## Exercise:
Please find the lines in the following records that hold "What", and copy them.

## Information supplied:
━━━
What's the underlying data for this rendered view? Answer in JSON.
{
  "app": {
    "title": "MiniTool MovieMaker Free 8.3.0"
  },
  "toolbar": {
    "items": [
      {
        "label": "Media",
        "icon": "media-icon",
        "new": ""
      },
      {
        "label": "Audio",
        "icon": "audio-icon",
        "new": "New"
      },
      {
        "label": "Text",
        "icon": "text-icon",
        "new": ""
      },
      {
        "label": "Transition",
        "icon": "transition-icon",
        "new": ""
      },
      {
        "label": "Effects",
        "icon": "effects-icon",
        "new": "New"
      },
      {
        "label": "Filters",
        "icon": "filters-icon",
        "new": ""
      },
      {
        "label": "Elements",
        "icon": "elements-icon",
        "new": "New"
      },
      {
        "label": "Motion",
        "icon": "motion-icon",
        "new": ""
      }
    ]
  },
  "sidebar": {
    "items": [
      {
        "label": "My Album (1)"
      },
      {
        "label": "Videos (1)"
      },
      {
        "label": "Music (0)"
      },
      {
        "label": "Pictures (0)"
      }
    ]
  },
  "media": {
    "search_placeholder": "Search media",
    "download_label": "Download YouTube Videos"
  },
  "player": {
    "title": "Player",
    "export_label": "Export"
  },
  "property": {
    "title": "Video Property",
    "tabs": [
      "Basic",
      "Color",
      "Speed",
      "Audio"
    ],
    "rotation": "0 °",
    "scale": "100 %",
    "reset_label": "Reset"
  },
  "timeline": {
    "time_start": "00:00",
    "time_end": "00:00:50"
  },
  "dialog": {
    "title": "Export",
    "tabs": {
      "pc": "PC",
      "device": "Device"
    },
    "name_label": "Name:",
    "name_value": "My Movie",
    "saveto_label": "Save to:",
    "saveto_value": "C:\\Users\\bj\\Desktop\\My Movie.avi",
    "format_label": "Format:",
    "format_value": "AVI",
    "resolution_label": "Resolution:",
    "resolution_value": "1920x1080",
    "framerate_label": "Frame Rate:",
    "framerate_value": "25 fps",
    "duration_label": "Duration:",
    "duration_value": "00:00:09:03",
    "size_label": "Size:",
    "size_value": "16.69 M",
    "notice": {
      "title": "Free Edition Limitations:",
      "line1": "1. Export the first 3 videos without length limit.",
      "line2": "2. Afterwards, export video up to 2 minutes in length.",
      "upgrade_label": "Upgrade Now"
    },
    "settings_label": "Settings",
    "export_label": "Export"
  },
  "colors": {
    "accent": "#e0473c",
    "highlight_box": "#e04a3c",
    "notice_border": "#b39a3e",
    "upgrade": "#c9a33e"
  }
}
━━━
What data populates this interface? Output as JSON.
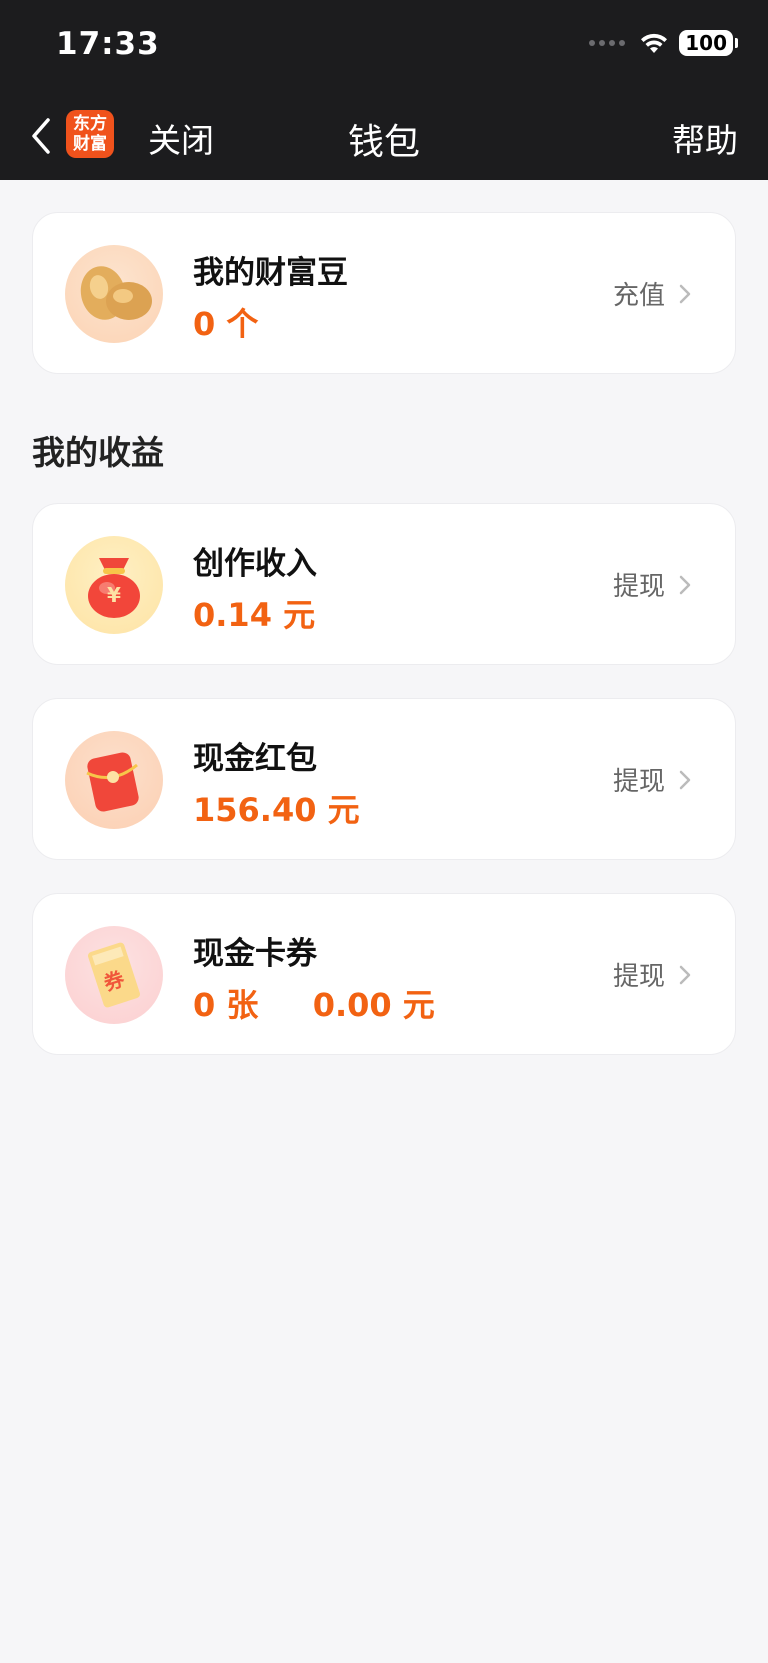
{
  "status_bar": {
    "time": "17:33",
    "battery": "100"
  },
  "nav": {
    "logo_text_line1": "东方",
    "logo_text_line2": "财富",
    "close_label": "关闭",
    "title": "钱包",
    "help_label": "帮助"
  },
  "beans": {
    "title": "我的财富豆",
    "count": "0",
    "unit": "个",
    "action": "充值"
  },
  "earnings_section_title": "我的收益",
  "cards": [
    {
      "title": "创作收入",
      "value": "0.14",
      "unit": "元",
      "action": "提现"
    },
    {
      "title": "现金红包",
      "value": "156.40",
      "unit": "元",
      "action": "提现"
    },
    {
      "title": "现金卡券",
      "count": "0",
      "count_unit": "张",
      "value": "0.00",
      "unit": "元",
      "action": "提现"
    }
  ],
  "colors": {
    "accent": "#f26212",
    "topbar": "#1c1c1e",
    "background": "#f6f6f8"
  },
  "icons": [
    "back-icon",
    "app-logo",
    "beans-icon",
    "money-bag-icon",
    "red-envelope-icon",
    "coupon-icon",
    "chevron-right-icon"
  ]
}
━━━
## Reply to the task:
What's the underlying data for this rendered view? Answer in JSON.
What data populates this interface? Output as JSON.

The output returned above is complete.